Amphibians perform numerous ecological roles—as predators and prey, as connectors of energy flow between aquatic and terrestrial landscapes, and as sizable contributors to vertebrate biomass—in wetland and forest ecosystems. Amphibians are also modern “canaries in the coal mine”, serving as a barometer for assessing environmental health. Their persistence is uncertain in the face a host of threats, with climate change being one of the most complex and poorly understood. In general, amphibians—especially high latitude, mid latitude, and northern range edge populations—are expected to respond strongly to climate change due to their specific reproductive requirements, complex life histories, and often short breeding period. Addressing knowledge gaps about species biology and threats at a time of rapid environmental change requires long-term datasets. Global salamander diversity peaks in eastern North America. The Spotted Salamander (Ambystoma maculatum) is a widespread species in this region and has been the subject of thorough ecological, life history, and population study in southerly areas of its range. Spotted Salamander life history and reproductive and population biology has been studied since 2008 near their northern climatic range edge in Algonquin Provincial Park, Ontario. The long-term aims of this project are to monitor population vital rates and assess the effects of climate (change) on the health of salamander populations in an otherwise pristine environment. This presentation is a synthesis of the long-term study to date with specific focus on how the environment influences and is influenced by salamanders. We'll dabble in the fascinating natural history of these unassuming amphibians and unexpected aspects of their ecology. Come for the carnivorous plants and stay for the salamanders!
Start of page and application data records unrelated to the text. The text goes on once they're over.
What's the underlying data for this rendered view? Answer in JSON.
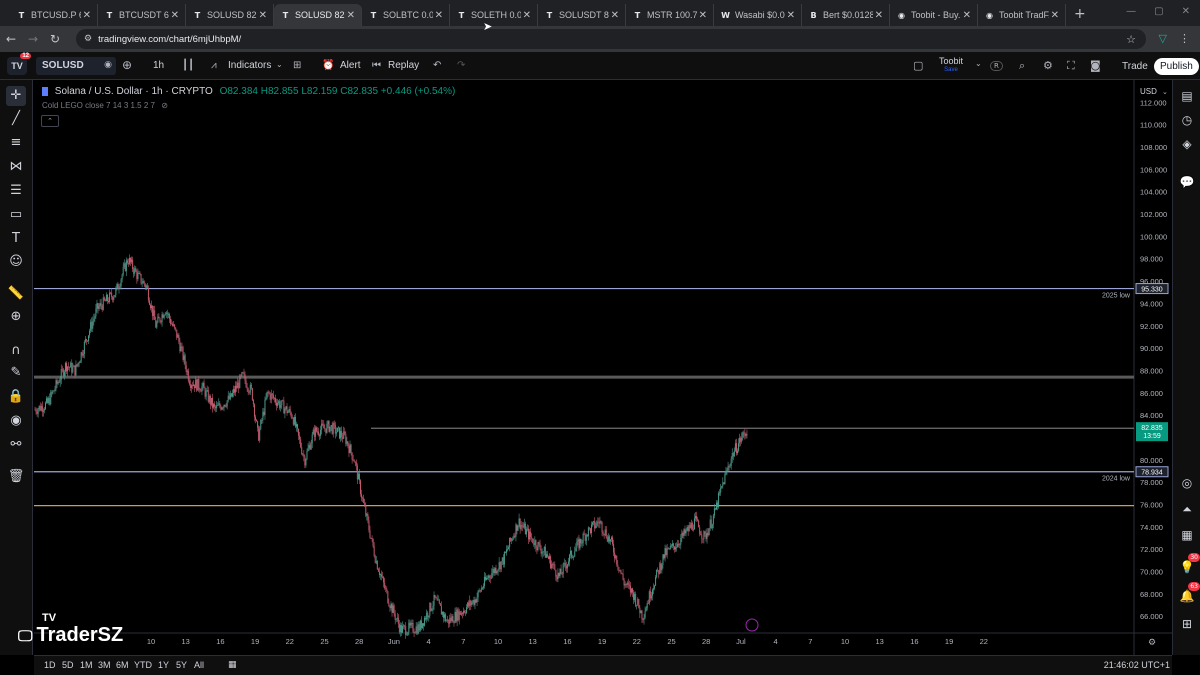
{
  "browser": {
    "tabs": [
      {
        "icon": "T",
        "label": "BTCUSD.P 62..."
      },
      {
        "icon": "T",
        "label": "BTCUSDT 62..."
      },
      {
        "icon": "T",
        "label": "SOLUSD 82.8..."
      },
      {
        "icon": "T",
        "label": "SOLUSD 82.8...",
        "active": true
      },
      {
        "icon": "T",
        "label": "SOLBTC 0.00..."
      },
      {
        "icon": "T",
        "label": "SOLETH 0.04..."
      },
      {
        "icon": "T",
        "label": "SOLUSDT 82..."
      },
      {
        "icon": "T",
        "label": "MSTR 100.7..."
      },
      {
        "icon": "W",
        "label": "Wasabi $0.00..."
      },
      {
        "icon": "B",
        "label": "Bert $0.0128..."
      },
      {
        "icon": "◉",
        "label": "Toobit - Buy..."
      },
      {
        "icon": "◉",
        "label": "Toobit TradF..."
      }
    ],
    "new_tab": "+",
    "url": "tradingview.com/chart/6mjUhbpM/"
  },
  "toolbar": {
    "logo_badge": "12",
    "symbol": "SOLUSD",
    "interval": "1h",
    "indicators": "Indicators",
    "alert": "Alert",
    "replay": "Replay",
    "broker": "Toobit",
    "broker_sub": "Save",
    "broker_r": "R",
    "trade": "Trade",
    "publish": "Publish"
  },
  "legend": {
    "title": "Solana / U.S. Dollar · 1h · CRYPTO",
    "ohlc": "O82.384 H82.855 L82.159 C82.835 +0.446 (+0.54%)",
    "indicator": "Cold LEGO close 7 14 3 1.5 2 7"
  },
  "chart_data": {
    "type": "candlestick",
    "title": "Solana / U.S. Dollar · 1h · CRYPTO",
    "currency": "USD",
    "ylim": [
      64.5,
      114.0
    ],
    "y_ticks": [
      "66.000",
      "68.000",
      "70.000",
      "72.000",
      "74.000",
      "76.000",
      "78.000",
      "80.000",
      "82.000",
      "84.000",
      "86.000",
      "88.000",
      "90.000",
      "92.000",
      "94.000",
      "96.000",
      "98.000",
      "100.000",
      "102.000",
      "104.000",
      "106.000",
      "108.000",
      "110.000",
      "112.000"
    ],
    "x_ticks": [
      "10",
      "13",
      "16",
      "19",
      "22",
      "25",
      "28",
      "Jun",
      "4",
      "7",
      "10",
      "13",
      "16",
      "19",
      "22",
      "25",
      "28",
      "Jul",
      "4",
      "7",
      "10",
      "13",
      "16",
      "19",
      "22"
    ],
    "price_path": [
      {
        "t": 0,
        "p": 84.5
      },
      {
        "t": 0.4,
        "p": 85.0
      },
      {
        "t": 1.0,
        "p": 88.5
      },
      {
        "t": 1.3,
        "p": 88.0
      },
      {
        "t": 2.0,
        "p": 93.5
      },
      {
        "t": 2.6,
        "p": 95.0
      },
      {
        "t": 3.0,
        "p": 98.0
      },
      {
        "t": 3.3,
        "p": 96.5
      },
      {
        "t": 3.6,
        "p": 95.5
      },
      {
        "t": 3.9,
        "p": 92.0
      },
      {
        "t": 4.2,
        "p": 93.5
      },
      {
        "t": 4.6,
        "p": 91.0
      },
      {
        "t": 5.0,
        "p": 87.0
      },
      {
        "t": 5.4,
        "p": 86.5
      },
      {
        "t": 5.8,
        "p": 84.5
      },
      {
        "t": 6.3,
        "p": 85.5
      },
      {
        "t": 6.7,
        "p": 87.5
      },
      {
        "t": 7.0,
        "p": 86.0
      },
      {
        "t": 7.2,
        "p": 82.0
      },
      {
        "t": 7.5,
        "p": 86.0
      },
      {
        "t": 7.9,
        "p": 85.0
      },
      {
        "t": 8.3,
        "p": 84.0
      },
      {
        "t": 8.7,
        "p": 80.0
      },
      {
        "t": 9.0,
        "p": 82.5
      },
      {
        "t": 9.5,
        "p": 83.0
      },
      {
        "t": 10.0,
        "p": 82.0
      },
      {
        "t": 10.3,
        "p": 80.0
      },
      {
        "t": 10.6,
        "p": 76.0
      },
      {
        "t": 11.0,
        "p": 71.0
      },
      {
        "t": 11.4,
        "p": 67.5
      },
      {
        "t": 11.8,
        "p": 64.8
      },
      {
        "t": 12.4,
        "p": 65.0
      },
      {
        "t": 12.9,
        "p": 67.5
      },
      {
        "t": 13.3,
        "p": 65.5
      },
      {
        "t": 13.8,
        "p": 66.5
      },
      {
        "t": 14.2,
        "p": 67.5
      },
      {
        "t": 14.6,
        "p": 69.5
      },
      {
        "t": 15.1,
        "p": 71.0
      },
      {
        "t": 15.6,
        "p": 74.5
      },
      {
        "t": 16.0,
        "p": 73.0
      },
      {
        "t": 16.5,
        "p": 71.5
      },
      {
        "t": 16.9,
        "p": 69.5
      },
      {
        "t": 17.3,
        "p": 71.5
      },
      {
        "t": 17.8,
        "p": 73.5
      },
      {
        "t": 18.2,
        "p": 74.5
      },
      {
        "t": 18.6,
        "p": 72.5
      },
      {
        "t": 19.0,
        "p": 69.0
      },
      {
        "t": 19.3,
        "p": 68.0
      },
      {
        "t": 19.6,
        "p": 66.0
      },
      {
        "t": 19.9,
        "p": 68.5
      },
      {
        "t": 20.3,
        "p": 71.5
      },
      {
        "t": 20.7,
        "p": 72.5
      },
      {
        "t": 21.0,
        "p": 73.5
      },
      {
        "t": 21.3,
        "p": 74.5
      },
      {
        "t": 21.6,
        "p": 73.0
      },
      {
        "t": 21.9,
        "p": 75.0
      },
      {
        "t": 22.2,
        "p": 78.0
      },
      {
        "t": 22.5,
        "p": 80.5
      },
      {
        "t": 22.8,
        "p": 82.0
      },
      {
        "t": 23.0,
        "p": 82.8
      }
    ],
    "levels": [
      {
        "price": 95.33,
        "label": "2025 low",
        "color": "#9aa4d6",
        "tag": "95.330"
      },
      {
        "price": 87.4,
        "label": "",
        "color": "#5a5a5a",
        "tag": ""
      },
      {
        "price": 78.934,
        "label": "2024 low",
        "color": "#9aa4d6",
        "tag": "78.934"
      },
      {
        "price": 75.9,
        "label": "",
        "color": "#c8a24a",
        "tag": ""
      }
    ],
    "current_price": {
      "price": 82.835,
      "tag": "82.835",
      "countdown": "13:59"
    }
  },
  "bottom": {
    "ranges": [
      "1D",
      "5D",
      "1M",
      "3M",
      "6M",
      "YTD",
      "1Y",
      "5Y",
      "All"
    ],
    "clock": "21:46:02 UTC+1"
  },
  "watermark": "TraderSZ",
  "widget_counts": {
    "alerts": "30",
    "notifications": "63"
  }
}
About the Speaker
Patrick is a Ph.D. Candidate in the Department of Ecology & Evolutionary Biology and School of the Environment at the University of Toronto. For his dissertation, he is studying the ecology and sensitivity to environmental change of salamanders. Based at the Algonquin Wildlife Research Station in Algonquin Provincial Park, his research leverages long-term amphibian and turtle studies to pursue an array of eclectic research projects at the intersection of natural history, herpetology, conservation science, and evolutionary ecology. Patrick was a recipient of the prestigious New Noah Scholarship from Wildlife Preservation Canada, an award recognizing young leaders in conservation. When not out in the field, Patrick is typically daydreaming about his next field project, canoeing, or dining on fine curries.